• Remote Sensing protects ancient forests
Here is an example on how satellite imageries influence a policy decision. New maps
produced by Greenpeace and The Biodiversity Conservation Centre showing the decline
in ancient forests in Russia based on satellite images have prompted the Svetogorsk pulp
and paper mill, a major paper producer in Russia to phase out the use of ancient forest
wood in its production entirely. The mill owned by a Swedish company, Tetra Laval,
produces 180,000 tonnes of printing paper per year. 70% of the production is exported to
Europe and America. The Svetogorsk Mill, located in the Leningrad region will introduce a
major provision in its policy to ensure that no wood from ancient forests is processed. The
information provided by Greenpeace GIS mapping project is startling. At a glance,
anyone can see that ancient forests in Western Russia are getting smaller and more
fragmented every day. Greenpeace has used the Remote Sensing technology and on-
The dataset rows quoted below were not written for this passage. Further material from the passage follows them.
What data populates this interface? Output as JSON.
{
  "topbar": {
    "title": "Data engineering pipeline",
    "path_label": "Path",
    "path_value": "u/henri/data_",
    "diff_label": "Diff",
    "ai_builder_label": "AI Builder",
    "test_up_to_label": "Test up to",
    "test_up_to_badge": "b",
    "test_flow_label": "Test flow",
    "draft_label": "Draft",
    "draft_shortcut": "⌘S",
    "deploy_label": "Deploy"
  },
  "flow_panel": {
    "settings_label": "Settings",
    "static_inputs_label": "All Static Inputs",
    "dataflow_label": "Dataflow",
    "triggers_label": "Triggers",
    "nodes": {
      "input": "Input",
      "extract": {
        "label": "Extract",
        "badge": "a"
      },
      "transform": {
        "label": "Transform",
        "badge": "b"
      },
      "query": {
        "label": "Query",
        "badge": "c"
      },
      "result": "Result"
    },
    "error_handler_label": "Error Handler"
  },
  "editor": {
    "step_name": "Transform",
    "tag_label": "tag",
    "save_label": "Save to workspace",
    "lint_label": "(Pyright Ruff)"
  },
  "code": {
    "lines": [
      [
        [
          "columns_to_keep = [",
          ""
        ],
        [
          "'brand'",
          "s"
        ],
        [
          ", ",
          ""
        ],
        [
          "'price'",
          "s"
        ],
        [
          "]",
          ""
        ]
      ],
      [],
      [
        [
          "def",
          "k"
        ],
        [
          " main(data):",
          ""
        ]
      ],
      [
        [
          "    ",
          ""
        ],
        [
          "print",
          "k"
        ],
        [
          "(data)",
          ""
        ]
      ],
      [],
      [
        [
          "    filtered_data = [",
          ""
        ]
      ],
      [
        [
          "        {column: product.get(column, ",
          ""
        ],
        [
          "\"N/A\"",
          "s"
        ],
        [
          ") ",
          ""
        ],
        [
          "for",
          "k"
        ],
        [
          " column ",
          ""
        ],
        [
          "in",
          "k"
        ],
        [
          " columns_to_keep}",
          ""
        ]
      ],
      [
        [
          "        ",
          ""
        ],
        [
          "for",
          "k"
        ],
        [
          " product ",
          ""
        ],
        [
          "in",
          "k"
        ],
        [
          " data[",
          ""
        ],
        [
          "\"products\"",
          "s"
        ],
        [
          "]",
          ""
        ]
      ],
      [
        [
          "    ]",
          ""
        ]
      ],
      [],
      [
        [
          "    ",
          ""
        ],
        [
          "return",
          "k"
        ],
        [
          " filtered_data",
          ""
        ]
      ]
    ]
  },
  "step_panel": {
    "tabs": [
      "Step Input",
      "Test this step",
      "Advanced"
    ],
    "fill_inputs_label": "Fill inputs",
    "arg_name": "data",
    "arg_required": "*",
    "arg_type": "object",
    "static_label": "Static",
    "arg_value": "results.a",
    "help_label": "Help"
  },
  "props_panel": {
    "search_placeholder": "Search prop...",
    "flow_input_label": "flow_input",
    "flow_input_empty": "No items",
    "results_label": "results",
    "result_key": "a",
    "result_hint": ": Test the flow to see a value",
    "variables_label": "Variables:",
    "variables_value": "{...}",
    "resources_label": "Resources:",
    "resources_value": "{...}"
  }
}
the-ground verification to produce detailed maps showing forest areas down to 20,000 ha
in size. It is planning to provide this information to companies using wood products in
Russia and Europe so that they can demand ancient forest-free products from their
supplier. The decision of the Svetogorsk mill shows that it is possible to protect these
forests and continue industrial production. In fact, there is in an urgent need to carry out
such studies using GIS to give a graphical presentation to fast reducing forest areas of
India and also for the industries to respect the needs of environment and understand the
importance of forest. Are industries in India ready to take initiatives on the lines similar to